She then said that while the inciting incident is good, it happens too soon for the reader to care.  That she needed to know the character a little better before he had his world rocked.

I agree.

I'm usually accused of having opening chapters in which nothing much happens because I always like to let the reader meet the characters and get a feeling for their world before throwing the crap at them.  With this story I'd decided forego that and jump right into the action.  I should have trusted my usual storytelling instincts.

So I went back and wrote a new chapter one last night.  Not an enormous amount happens in it, but I think by the end of it you know Tony a lot better, and have some idea of the struggles he's going to face  as the book goes on.

Having good critique partners is essential.  I can't stress that more.  You need readers you trust, readers who aren't going to be afraid of hurting your feelings if they think your work stinks.  You also need to be ready for critique, ready to accept that your work isn't as flawless as you'd like to think.

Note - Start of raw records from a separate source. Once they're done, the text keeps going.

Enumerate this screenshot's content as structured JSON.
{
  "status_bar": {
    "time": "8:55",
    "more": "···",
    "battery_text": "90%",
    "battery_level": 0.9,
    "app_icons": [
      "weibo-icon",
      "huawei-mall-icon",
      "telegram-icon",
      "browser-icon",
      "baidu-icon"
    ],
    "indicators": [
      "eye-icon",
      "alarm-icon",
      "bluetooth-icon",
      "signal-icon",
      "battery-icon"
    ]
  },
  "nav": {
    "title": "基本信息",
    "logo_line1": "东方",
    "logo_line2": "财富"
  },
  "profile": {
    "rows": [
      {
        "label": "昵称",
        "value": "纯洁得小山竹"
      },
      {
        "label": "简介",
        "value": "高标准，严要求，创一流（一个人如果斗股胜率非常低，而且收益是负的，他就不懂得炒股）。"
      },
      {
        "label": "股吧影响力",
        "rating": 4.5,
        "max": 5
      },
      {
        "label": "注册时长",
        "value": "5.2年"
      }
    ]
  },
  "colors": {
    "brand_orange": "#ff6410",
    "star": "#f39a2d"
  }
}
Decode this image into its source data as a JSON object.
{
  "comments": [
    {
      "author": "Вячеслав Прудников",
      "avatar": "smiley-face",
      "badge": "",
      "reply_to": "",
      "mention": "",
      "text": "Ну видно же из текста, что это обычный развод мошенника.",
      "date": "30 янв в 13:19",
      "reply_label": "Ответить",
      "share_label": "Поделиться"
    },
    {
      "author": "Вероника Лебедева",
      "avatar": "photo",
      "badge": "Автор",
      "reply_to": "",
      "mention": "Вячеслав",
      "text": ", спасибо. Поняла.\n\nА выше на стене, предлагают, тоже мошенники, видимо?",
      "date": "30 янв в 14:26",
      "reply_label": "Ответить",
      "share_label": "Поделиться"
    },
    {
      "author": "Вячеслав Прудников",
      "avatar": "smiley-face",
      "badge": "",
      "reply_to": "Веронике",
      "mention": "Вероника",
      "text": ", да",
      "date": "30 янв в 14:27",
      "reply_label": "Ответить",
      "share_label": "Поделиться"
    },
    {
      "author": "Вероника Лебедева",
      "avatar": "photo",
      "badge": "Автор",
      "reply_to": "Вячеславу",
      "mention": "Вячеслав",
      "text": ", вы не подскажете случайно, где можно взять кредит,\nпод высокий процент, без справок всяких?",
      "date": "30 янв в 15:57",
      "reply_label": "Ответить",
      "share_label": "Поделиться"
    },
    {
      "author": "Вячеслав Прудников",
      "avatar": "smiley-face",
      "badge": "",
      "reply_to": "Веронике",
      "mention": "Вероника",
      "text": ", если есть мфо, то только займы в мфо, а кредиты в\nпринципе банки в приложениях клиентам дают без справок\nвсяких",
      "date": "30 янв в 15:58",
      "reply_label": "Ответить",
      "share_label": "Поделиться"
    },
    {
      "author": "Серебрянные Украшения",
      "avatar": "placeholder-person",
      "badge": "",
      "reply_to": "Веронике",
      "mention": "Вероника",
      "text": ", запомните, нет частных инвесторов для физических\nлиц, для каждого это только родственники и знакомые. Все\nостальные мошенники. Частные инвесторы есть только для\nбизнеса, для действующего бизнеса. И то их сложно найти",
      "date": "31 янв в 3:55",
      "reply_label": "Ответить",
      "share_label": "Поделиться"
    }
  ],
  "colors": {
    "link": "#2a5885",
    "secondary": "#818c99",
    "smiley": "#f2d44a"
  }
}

But more on that next time...

Do you have critique partners you trust?


  1. I totally agree! Having someone critique your work is the best way to find out if the story is working or not. And reading other people's work also helps become a stronger writer, identifying what works and what doesn't.

  2. First chapters are SO tough. That balance of starting with enough action to intro the characters without resorting to cliche starts like waking up, getting ready, eating breakfast, driving to school, bored in class... I've done them all and they all get cut.

  3. It's great when someone who doesn't have your blind spot (we all have them) puts his or her finger right smack on the issue with the piece and your jaw drops, and you say, "Ah HAH! Gosh...! That is absolutely right!" You're lucky to have that group!